• **Problem**:
Could you give the data below again exactly, apart from the pictures?

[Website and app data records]
======

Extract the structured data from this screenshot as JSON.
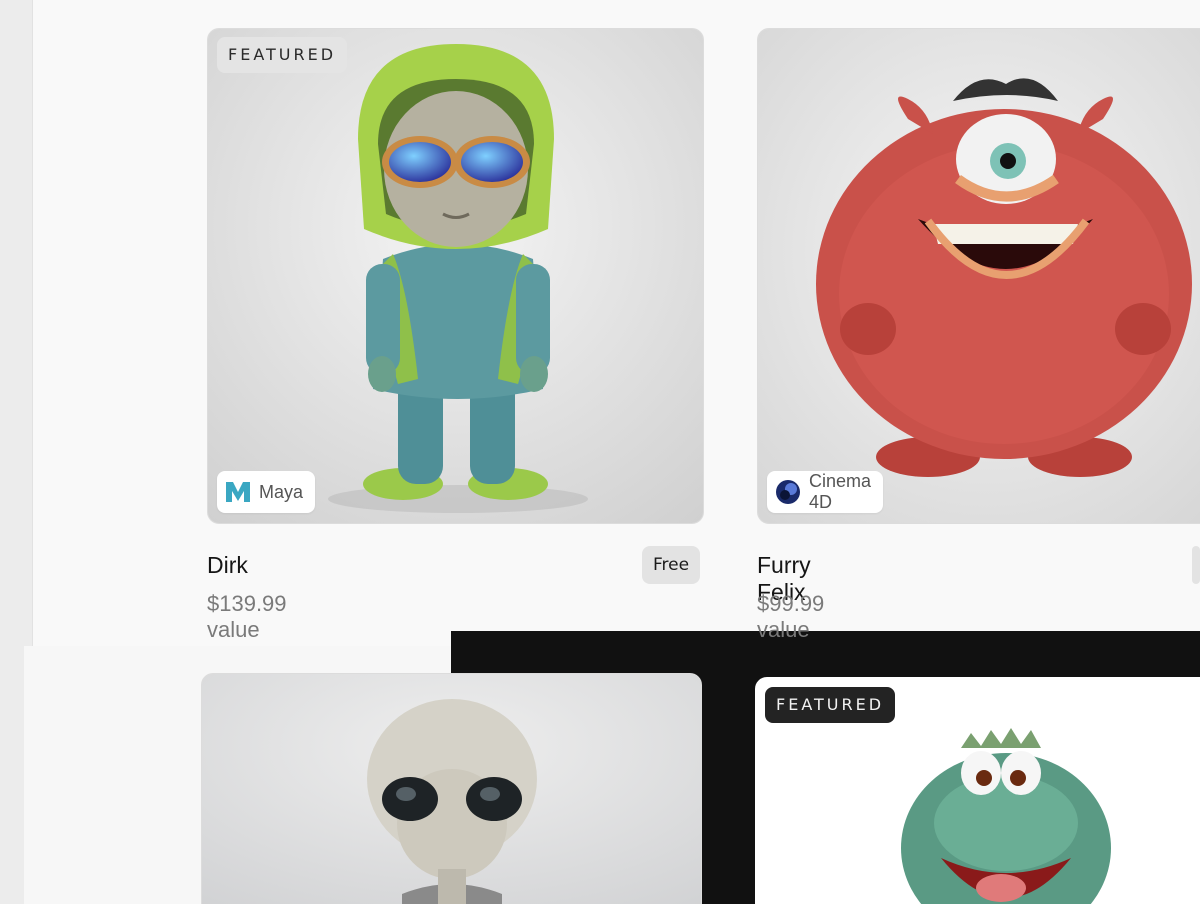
{
  "cards": [
    {
      "badge": "FEATURED",
      "software": "Maya",
      "software_icon": "maya-logo-icon",
      "title": "Dirk",
      "price": "$139.99 value",
      "action": "Free"
    },
    {
      "software": "Cinema 4D",
      "software_icon": "cinema4d-logo-icon",
      "title": "Furry Felix",
      "price": "$99.99 value"
    },
    {
      "title_hidden": true
    },
    {
      "badge": "FEATURED"
    }
  ],
  "colors": {
    "page_bg": "#f9f9f9",
    "dark_panel": "#111111",
    "price_text": "#7a7a7a"
  }
}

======

• **Answer for the task**:
Extract the structured data from this screenshot as JSON.
{
  "cards": [
    {
      "badge": "FEATURED",
      "software": "Maya",
      "software_icon": "maya-logo-icon",
      "title": "Dirk",
      "price": "$139.99 value",
      "action": "Free"
    },
    {
      "software": "Cinema 4D",
      "software_icon": "cinema4d-logo-icon",
      "title": "Furry Felix",
      "price": "$99.99 value"
    },
    {
      "title_hidden": true
    },
    {
      "badge": "FEATURED"
    }
  ],
  "colors": {
    "page_bg": "#f9f9f9",
    "dark_panel": "#111111",
    "price_text": "#7a7a7a"
  }
}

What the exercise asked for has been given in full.